The Plan of Reorganization
A Chapter 11 “Plan of Reorganization” explains how a debtor plans to repay its creditors and is an important tool for rearranging financial affairs. For example, a plan may allow a debtor to reject certain contracts or leases with a cap on damages. This is helpful where a debtor has signed an expensive, long-term contract that is no longer beneficial, such as a lease.
A debtor may also refinance existing loans including increasing the time when it must be repaid (i.e., stretching a two-year loan to five years), decreasing the interest rate if interest rates have declined since the loan was entered into, or changing/removing other arduous terms.

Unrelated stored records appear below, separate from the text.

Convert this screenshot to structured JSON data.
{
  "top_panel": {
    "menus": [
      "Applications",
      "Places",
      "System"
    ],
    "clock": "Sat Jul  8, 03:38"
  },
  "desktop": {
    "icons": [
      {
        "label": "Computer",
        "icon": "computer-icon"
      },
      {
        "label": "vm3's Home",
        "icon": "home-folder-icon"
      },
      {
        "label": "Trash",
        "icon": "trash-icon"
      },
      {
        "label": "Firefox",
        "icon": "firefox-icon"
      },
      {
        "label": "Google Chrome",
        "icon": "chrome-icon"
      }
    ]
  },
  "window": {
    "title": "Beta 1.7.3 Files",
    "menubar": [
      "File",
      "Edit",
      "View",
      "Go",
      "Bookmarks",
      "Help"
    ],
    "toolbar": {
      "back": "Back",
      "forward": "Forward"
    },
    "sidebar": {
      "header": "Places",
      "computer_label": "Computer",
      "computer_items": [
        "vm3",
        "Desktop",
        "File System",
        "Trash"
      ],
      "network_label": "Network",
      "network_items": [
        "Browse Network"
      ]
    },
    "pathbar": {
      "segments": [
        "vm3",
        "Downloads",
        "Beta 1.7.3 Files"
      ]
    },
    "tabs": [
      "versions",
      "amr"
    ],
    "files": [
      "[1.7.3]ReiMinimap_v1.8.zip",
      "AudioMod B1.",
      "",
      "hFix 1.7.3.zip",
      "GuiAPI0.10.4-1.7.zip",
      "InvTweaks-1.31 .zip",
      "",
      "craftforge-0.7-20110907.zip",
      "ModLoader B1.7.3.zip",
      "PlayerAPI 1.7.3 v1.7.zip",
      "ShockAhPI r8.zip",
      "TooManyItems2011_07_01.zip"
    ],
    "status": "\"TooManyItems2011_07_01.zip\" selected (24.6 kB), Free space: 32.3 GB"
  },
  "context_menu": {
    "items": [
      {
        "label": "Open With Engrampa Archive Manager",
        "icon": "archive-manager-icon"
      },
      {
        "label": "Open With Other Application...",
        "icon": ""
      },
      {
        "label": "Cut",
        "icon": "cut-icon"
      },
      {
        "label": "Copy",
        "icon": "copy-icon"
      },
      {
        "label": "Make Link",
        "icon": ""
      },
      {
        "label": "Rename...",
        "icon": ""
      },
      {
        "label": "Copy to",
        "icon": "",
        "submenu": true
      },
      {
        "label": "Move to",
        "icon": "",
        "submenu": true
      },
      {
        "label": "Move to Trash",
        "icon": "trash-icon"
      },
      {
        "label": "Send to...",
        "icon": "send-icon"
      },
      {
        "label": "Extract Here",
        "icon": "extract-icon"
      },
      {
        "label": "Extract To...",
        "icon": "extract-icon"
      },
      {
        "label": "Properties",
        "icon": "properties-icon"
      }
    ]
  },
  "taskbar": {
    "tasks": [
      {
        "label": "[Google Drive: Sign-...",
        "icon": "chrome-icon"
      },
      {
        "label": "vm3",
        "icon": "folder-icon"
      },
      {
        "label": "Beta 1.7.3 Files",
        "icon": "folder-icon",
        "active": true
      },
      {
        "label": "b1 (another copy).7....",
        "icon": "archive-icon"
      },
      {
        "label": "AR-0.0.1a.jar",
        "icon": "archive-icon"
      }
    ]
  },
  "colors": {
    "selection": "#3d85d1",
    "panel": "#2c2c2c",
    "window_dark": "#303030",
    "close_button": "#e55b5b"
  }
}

A debtor can also sell an asset free and clear of all liens either through a plan of reorganization or through what is a called a “363 sale.” The ability to sell an asset free and clear of liens can garner a greater sale price as purchasers are assured that the property is unencumbered and the purchaser is subject to less liability for pre-existing liens.
Regardless of who files a plan of reorganization, certain creditors are entitled to vote to approve or disapprove a plan. Only those creditors that are determined to be partially impaired (e.g., reduced payments or payments over time) are entitled to vote on a plan.
Creditors that are unimpaired are deemed to accept the plan and creditors that are fully impaired (i.e., will not recover) are deemed to reject the plan. However, even if they are not allowed to vote on a plan, a creditor still has the right to object to its treatment under the plan.
In order for a plan to be accepted, two-thirds of creditors in number and 50 percent of creditors in dollars must vote in favor of the plan.
The Cramdown Maneuver
A secured claim in a Chapter 11 bankruptcy is treated one of two ways: either the debtor proposes to cure an existing default and pay the creditor in accordance with the terms of the loan documents in effect or a debtor can propose to modify the rights and remedies of the creditor.
A creditor whose rights and remedies are changed by the debtor may vote to reject the proposed modification. When a Chapter 11 debtor seeks permission from the Court to have the creditor’s rights and remedies modified over the creditor’s objection, it is referred to as a “cramdown”.
Even if creditors vote to accept a plan, the bankruptcy court will review the plan and ensure that it meets all the statutory requirements before the plan can be confirmed. If a debtor is unable to get a plan of reorganization confirmed, the case may be converted to a Chapter 7 filing or dismissed.
After a plan is confirmed, the debtor’s bankruptcy proceedings in the Court are essentially over. However, the bankruptcy court retains jurisdiction over the case at least until the last plan payment is made.
Chapter 11 for Individuals
Given the complexity and cost, Chapter 11 is most often used by businesses. However, Chapter 11 may be the only option available to an individual debtor with income greater than that allowed by the Chapter 7 means test and secured debt in excess of that allowed by Chapter 13 means test.
(This is often the case where an individual owns large amounts of real property, but does not have sufficient liquidity to pay his or her debts as they come due.)
The major benefit of Chapter 11 for individuals is the ability to continue to own and utilize assets beyond just the statutory exemptions available under Chapter 7 and Chapter 13. Given that Chapter 11 individual cases are relatively infrequent and the language in the Bankruptcy Code for Chapter 11 is better applied to corporations, the law applied to Chapter 11 consumer cases has been largely unsettled.
If you are considering an individual or business Chapter 11, you would be best served to seek the guidance of a bankruptcy attorney. Learn more about Chapter 11 and whether it is the most appropriate course of action by contacting us online or calling (248) 642-5400.